Devine suggested that any attempt by Sanders to torch Clinton would only incinerate the senator’s own chances. And he added that Sanders himself was all-in on the strategy of abstaining from personal attacks.
“You will never see us run attack ads against her,” he said. “You will never see, from him, the kind of personal, political attack that is common in presidential campaigns. He is not wired that way. He doesn’t believe in it. He thinks people are sick of it.”
Such an approach is not only rooted in personal conviction, as both Devine and unaligned Democratic strategists acknowledge. The thinking is strategic too: Vigorous personal attacks on Clinton would come to seem like politics-as-usual, and would only taint Sanders’ core identity as an idealistic outsider.

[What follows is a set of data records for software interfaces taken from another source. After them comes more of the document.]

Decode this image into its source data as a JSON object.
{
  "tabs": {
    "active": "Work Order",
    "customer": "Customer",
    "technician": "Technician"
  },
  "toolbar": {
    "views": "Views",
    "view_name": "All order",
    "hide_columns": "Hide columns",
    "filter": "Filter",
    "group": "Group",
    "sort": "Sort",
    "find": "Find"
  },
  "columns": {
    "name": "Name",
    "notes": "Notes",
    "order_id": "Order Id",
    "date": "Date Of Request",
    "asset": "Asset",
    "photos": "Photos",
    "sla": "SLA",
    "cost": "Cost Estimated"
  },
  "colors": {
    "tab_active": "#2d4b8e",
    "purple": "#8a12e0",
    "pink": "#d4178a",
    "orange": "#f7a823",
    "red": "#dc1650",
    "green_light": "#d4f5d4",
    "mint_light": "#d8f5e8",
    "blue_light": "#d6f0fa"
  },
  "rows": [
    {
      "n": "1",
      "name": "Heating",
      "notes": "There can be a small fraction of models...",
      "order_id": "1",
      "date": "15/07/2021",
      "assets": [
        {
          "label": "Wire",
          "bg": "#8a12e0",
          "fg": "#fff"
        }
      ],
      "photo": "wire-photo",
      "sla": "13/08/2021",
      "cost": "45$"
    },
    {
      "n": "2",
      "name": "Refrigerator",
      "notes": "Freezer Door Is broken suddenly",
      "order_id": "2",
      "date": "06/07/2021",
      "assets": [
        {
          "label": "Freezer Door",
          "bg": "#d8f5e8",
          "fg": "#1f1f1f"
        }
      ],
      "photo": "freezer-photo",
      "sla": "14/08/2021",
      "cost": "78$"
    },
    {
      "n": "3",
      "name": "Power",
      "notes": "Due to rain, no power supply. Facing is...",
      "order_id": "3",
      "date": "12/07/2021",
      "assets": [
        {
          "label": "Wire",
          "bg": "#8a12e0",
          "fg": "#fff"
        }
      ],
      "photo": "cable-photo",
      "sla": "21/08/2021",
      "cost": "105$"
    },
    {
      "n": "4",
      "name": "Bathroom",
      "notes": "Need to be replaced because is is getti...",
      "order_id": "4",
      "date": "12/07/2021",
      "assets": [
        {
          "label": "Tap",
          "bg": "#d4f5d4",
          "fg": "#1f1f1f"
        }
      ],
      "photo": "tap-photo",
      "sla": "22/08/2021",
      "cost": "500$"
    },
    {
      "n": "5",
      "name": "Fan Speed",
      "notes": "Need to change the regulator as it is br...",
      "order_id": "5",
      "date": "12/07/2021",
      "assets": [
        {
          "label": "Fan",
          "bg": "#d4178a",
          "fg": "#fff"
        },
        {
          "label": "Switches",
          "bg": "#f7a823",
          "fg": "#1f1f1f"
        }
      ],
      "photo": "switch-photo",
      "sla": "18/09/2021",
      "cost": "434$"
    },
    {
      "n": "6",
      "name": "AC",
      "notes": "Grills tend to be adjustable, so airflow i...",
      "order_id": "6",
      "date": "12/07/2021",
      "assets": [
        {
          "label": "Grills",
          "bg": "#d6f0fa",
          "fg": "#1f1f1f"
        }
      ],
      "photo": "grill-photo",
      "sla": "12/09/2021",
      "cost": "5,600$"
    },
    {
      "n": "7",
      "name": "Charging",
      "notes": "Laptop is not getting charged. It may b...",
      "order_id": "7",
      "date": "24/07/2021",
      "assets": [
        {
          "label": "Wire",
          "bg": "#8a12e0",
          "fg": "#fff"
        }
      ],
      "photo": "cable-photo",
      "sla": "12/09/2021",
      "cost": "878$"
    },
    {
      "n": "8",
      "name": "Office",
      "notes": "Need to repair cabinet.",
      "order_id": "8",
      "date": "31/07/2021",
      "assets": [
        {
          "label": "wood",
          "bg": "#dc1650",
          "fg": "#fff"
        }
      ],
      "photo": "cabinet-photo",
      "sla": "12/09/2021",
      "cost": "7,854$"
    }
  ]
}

“It would come off as awfully inauthentic, and even though I’m sure there are some within his base who would like to see him sharpen his lines of attack, I don’t think the majority would,” said Jim Manley, a former aide to Senate Minority Leader Harry Reid (D-Nev.).